John Cawley, Michael Chernew, Catherine McLaughlin
January 1, 2002
In recent years, many health maintenance organizations (HMOs)have exited the market for Medicare managed care; since 1998, the number of participating plans has fallen from 346 to 174. As a result of this reduced participation by HMOs, hundreds of thousands of Medicare beneficiaries have been involuntarily disenrolled from the program at the end of each year from 1998 to 2001.This paper estimates the Centers for Medicare and Medicaid Services (CMS) capitation payments that are necessary to support the participation of various numbers of HMOs in Medicare managed care per county market. This paper does not make a normative statement about how many HMOs should be supported in this program; rather, it makes a positive statement about the levels of payment necessary to support various numbers of HMOs.The identification strategy is to observe how the number of participating HMOs varies over counties and time in response to CMS payment, while controlling for estimated costs. This paper studies the period 1993-2001 and focuses in particular on the variation in payment, independent of costs, that occurred as a result of the Balanced Budget Act of 1997, which dramatically changed the way that HMOs are paid in this program.
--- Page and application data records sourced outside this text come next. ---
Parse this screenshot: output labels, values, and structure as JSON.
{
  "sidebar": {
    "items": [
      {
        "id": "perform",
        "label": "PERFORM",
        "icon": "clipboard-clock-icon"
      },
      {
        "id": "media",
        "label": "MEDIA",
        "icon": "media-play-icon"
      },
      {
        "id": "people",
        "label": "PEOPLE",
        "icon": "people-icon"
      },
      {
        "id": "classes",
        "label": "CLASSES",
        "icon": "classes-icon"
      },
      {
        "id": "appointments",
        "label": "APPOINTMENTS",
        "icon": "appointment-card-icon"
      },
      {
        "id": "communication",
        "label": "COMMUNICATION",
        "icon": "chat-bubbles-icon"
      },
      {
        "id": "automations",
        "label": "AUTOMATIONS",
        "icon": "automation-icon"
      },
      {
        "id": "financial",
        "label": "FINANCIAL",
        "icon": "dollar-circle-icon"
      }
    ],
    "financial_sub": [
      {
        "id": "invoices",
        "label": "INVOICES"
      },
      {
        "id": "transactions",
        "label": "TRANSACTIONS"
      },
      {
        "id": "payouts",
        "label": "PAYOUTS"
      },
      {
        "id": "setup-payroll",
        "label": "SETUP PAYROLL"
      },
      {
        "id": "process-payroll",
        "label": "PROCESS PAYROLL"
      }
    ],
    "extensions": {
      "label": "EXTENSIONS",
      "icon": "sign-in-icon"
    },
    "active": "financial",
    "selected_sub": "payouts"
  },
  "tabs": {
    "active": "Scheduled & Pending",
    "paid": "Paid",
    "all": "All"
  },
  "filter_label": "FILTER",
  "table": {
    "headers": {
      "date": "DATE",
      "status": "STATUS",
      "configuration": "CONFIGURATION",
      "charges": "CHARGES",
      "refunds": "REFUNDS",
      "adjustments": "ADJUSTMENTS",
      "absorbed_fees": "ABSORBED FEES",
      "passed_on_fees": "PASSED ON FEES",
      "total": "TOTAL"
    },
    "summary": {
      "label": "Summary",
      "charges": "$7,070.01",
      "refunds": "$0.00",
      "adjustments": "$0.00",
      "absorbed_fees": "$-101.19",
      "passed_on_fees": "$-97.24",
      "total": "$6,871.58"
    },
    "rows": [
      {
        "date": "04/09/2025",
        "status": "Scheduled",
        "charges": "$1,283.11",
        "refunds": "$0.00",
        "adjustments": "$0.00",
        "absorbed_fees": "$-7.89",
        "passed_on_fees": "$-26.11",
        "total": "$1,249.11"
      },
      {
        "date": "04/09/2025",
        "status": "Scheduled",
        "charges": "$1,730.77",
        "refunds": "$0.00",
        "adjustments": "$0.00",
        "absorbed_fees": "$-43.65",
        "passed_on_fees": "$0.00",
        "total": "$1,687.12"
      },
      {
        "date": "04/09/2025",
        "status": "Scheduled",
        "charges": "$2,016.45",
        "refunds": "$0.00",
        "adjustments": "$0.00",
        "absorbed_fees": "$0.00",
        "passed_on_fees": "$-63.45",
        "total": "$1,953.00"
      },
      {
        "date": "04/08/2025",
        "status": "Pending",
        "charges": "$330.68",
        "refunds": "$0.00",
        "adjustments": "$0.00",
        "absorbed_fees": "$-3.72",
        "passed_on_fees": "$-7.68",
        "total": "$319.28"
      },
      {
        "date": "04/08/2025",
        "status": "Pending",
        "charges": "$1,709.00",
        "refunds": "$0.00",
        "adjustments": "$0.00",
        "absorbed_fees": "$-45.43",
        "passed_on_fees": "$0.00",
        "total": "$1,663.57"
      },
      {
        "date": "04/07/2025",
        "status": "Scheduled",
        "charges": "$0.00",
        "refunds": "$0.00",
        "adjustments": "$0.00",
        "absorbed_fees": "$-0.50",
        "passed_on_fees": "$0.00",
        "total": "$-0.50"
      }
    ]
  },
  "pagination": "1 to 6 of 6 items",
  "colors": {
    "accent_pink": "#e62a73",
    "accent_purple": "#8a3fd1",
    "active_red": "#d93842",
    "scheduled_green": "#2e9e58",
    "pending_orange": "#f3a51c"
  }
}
In light of the fact that it may not be cost-effective for CMS to support HMO participation in relatively rural or unpopulated counties, the sample used in this paper is limited to the 60 percent of U.S. counties with the largest populations of Medicare beneficiaries.The ordered probit results presented in this paper indicate that, to support one Medicare HMO in 2001 in half of the counties in the sample, CMS would have to pay $682.08 per average enrollee per month in the marginal county. To support one Medicare HMO in 2001 in every county in the sample, CMS would need to pay $1,008.25 per enrollee per month in the maximum-payment county. For comparison, the maximum monthly payment paid by CMS to any county in 2001 was $833.55.This paper finds that 79.3 percent of counties in the sample received a CMS payment in 2001 that was less than what was necessary to support a single HMO in Medicare managed care. Compared to those counties that received a payment exceeding the estimated threshold for HMO participation, these counties are, on average, more rural and less populated, with citizens who are less wealthy and less educated. The relative disadvantage of rural and unpopulated counties persists three years after the Balanced Budget Act of 1997, designed in part to eliminate such disparities, took effect.